Original article: nucnet.org/news/saudi-arabia-press-report-claims-kingdom-has-built-uranium-processing-facility-8-3-2020

Ultra Safe Nuclear Corporation (USNC) of the USA has signed a Memorandum of Understanding with South Korea's Hyundai Engineering (HEC) and the Korea Atomic Energy Research Institute (KAERI). The five-year agreement outlines goals for development of technologies that enhance the ability of the USNC Micro Modular Reactor (MMR) to produce and deliver carbon-free power, heat and hydrogen.

Date: Thursday, 06 August 2020
Original article: world-nuclear-news.org/Articles/USNC-Korean-companies-to-develop-micro-modular-rea

Ultra Safe Nuclear Corporation (USNC) of the USA has signed a Memorandum of Understanding with South Korea's Hyundai Engineering (HEC) and the Korea Atomic Energy Research Institute (KAERI). The five-year agreement outlines goals for development of technologies that enhance the ability of the USNC Micro Modular Reactor (MMR) to produce and deliver carbon-free power, heat and hydrogen.

Date: Thursday, 30 July 2020
Original article: world-nuclear-news.org/Articles/USNC-enlists-Korean-expertise-to-develop-MMR-syste

A ceremony was held yesterday within the ITER Assembly Hall to mark the official start of the assembly of the tokamak fusion device of the International Thermonuclear Experimental Reactor (ITER) at Cadarache in south-eastern France. Assembly of the tokamak is expected to take five years to complete.

Date: Thursday, 30 July 2020
Original article: world-nuclear-news.org/Articles/Assembly-of-ITER-tokamak-officially-under-way

Plan is to generate first ultra-hot plasma at €20bn facility in 2025 The €20bn project will replicate the reactions that power the sun and is intended to demonstrate fusion power can be generated on a commercial scale. Photo courtesy Iter. The world’s largest nuclear fusion project began its five-year assembly phase on Tuesday in southern France, with the first ultra-hot plasma expected to be generated in late 2025.

The €20bn Iter (International Thermonuclear Experimental Reactor) project will replicate the reactions that power the sun and is intended to demonstrate fusion power can be generated on a commercial scale.

The steel and concrete superstructures nestled in the hills of southern France will house a 23,000-tonne machine, known as a tokamak, capable of creating what is essentially an earthbound star.

Millions of components will be used to assemble the giant reactor, which will weigh 23,000 tonnes and the project is the most complex engineering endeavour in history. Almost 3,000 tonnes of superconducting magnets, some heavier than a jumbo jet, will be connected by 200km of superconducting cables, all kept at -269C by the world’s largest cryogenic plant.

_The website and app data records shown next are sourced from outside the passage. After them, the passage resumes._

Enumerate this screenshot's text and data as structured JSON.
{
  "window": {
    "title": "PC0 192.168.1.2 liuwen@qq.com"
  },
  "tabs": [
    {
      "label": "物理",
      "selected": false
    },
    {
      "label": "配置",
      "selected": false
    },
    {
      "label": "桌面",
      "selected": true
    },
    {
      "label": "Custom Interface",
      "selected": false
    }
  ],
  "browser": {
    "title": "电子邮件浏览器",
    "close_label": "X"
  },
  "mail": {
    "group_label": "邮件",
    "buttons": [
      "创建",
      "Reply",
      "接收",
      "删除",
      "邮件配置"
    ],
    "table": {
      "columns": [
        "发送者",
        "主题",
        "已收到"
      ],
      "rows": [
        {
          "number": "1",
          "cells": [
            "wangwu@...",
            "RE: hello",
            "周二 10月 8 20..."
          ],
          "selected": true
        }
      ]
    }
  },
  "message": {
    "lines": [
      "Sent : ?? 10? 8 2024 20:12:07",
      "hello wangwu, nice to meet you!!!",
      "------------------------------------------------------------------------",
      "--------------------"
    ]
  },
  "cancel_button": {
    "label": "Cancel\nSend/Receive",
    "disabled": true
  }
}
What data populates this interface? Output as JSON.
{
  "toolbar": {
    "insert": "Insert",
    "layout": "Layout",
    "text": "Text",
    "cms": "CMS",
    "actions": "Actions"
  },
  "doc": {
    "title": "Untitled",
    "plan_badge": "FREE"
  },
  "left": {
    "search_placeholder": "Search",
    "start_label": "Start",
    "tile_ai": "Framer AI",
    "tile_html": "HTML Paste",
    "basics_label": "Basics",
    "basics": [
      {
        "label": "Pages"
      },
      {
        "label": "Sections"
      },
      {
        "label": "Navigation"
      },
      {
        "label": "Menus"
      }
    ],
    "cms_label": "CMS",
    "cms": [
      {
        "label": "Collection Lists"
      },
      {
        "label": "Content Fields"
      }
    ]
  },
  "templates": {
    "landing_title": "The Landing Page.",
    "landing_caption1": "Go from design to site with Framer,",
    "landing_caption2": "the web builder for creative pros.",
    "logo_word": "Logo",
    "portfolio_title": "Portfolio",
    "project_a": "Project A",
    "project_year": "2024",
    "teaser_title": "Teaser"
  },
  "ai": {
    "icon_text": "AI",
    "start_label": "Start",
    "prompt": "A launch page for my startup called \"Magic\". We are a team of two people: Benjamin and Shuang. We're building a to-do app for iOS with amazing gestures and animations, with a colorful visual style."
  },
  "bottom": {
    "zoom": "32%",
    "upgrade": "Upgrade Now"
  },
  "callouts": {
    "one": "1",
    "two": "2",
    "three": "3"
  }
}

Date: Wednesday, 29 July 2020
Original article: nucnet.org/news/world-s-largest-nuclear-fusion-project-under-assembly-in-france-7-2-2020

The COVID-19 pandemic has created an unprecedented demand for personal protective equipment (PPE), part of which must be sterile, i.e. exempt from any microorganism such as bacteria or moulds that can compromise the wearer’s or the patient's safety. It was realised that whilst irradiation is routinely used to sterilise medical products it might also be possible to use the technology to increase the available supply of PPE, writes Paul Wynne, chairman of the International Irradiation Association.

Date: Wednesday, 06 May 2020
Original article: world-nuclear-news.org/Articles/Viewpoint-Using-irradiation-to-treat-PPE